Lying on the western side of Kathmandu, Chandragiri Hill is only 2,551 meters above sea level, but is one of the most famous of the four hills around the valley. Providing excellent panoramic views of Mount Everest and the Annapurna Range, the hill is one of only four passes into the Kathmandu Valley, and was the main travel route and historic trade route into and out of the valley, prior to the construction of the Tribhuvan Highway.
Chandragiri Hill - one of the most famous of the four hills around Kathmandu valley
Thousands of years of history surround the hill, including the Lament of King Malla, who wept on seeing his kingdom for the last time after the unification of Nepal and his mistaken trust in the Gorkhali King.
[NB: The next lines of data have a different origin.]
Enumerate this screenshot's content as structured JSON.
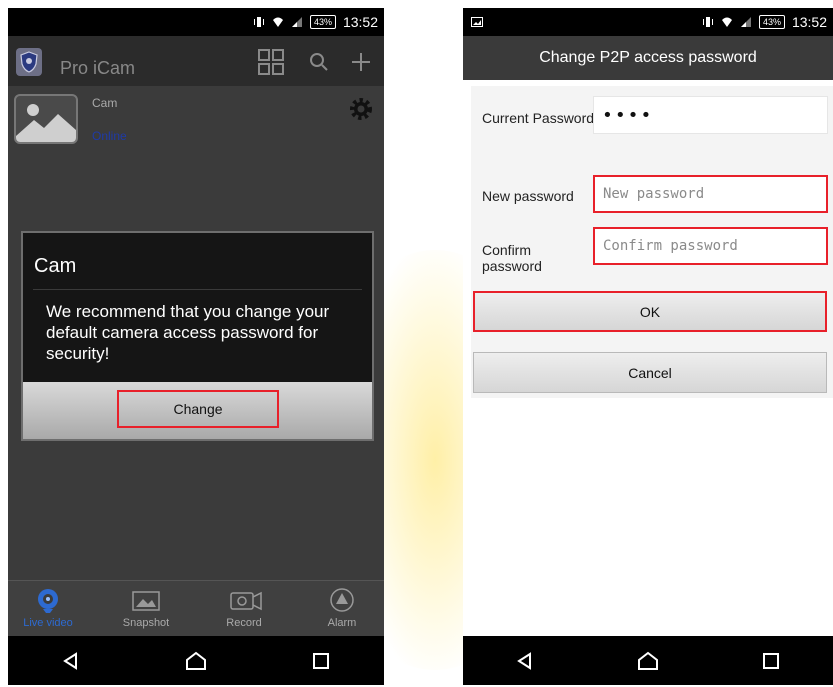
{
  "status_bar": {
    "battery": "43%",
    "time": "13:52"
  },
  "left": {
    "app_title": "Pro iCam",
    "camera": {
      "name": "Cam",
      "status": "Online"
    },
    "dialog": {
      "title": "Cam",
      "message": "We recommend that you change your default camera access password for security!",
      "button": "Change"
    },
    "tabs": [
      {
        "label": "Live video",
        "icon": "live-video-icon"
      },
      {
        "label": "Snapshot",
        "icon": "snapshot-icon"
      },
      {
        "label": "Record",
        "icon": "record-icon"
      },
      {
        "label": "Alarm",
        "icon": "alarm-icon"
      }
    ]
  },
  "right": {
    "title": "Change P2P access password",
    "current_password_label": "Current Password",
    "current_password_value": "••••",
    "new_password_label": "New password",
    "new_password_placeholder": "New password",
    "confirm_password_label": "Confirm password",
    "confirm_password_placeholder": "Confirm password",
    "ok_button": "OK",
    "cancel_button": "Cancel"
  },
  "colors": {
    "highlight": "#e8202a",
    "live_tab_accent": "#2d6ad1",
    "online_text": "#1e3aa8"
  }
}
The top of the hill is the site of the Bhaleshore Mahadev temple of Lord Shiva, and legend tells that, during his unification campaign in the Kathmandu Valley, the Gorkhali King, Prithivi Narayan Shah, prayed at the temple before riding down to conquer the Malla Kingdom in the valley.
The Kathmandu Valley is more than just the capital city, and if you have the time to explore a little, you can discover plenty of off-the-beaten-track locations around the valley and in the hills that surround it. Some of the most historical locations in the valley lie in those hills, and are pretty much undiscovered by all but a few die-hard trekkers and explorers that have ventured out from the capital to explore the local area outside the tourist traps. - Check Top 10 Things to Do in Kathmandu, Nepal
The Kathmandu Valley is one of the crossroads of the ancient civilizations of Nepal and Asia, and until the 15th century, the capital was at Bhaktapur, not Kathmandu. As you venture further out from the center of the city and the main tourist areas, the valley shows its real face, that of divine beauty and delightful scenery, ringed with small mountains and framed in the background by the massive Himalayas. Legend says that this serene valley was once a lake, and that the god Manjusri cut a path through the mountains to the south to let out the waters. Other legends tell of how one lama, on seeing a beautiful lotus flower in the center of the lake, cut a gorge to drain the waters so he could hold the stunning flower. Whichever legend you prefer, it has to be said that the valley that was left is definitely one of the most beautiful in the world, and well worth exploring. Check Nepal tour here and find the one suiting you best. And you can also contact our Nepal travel gurus to work out your own trip to Kathmandu Valley.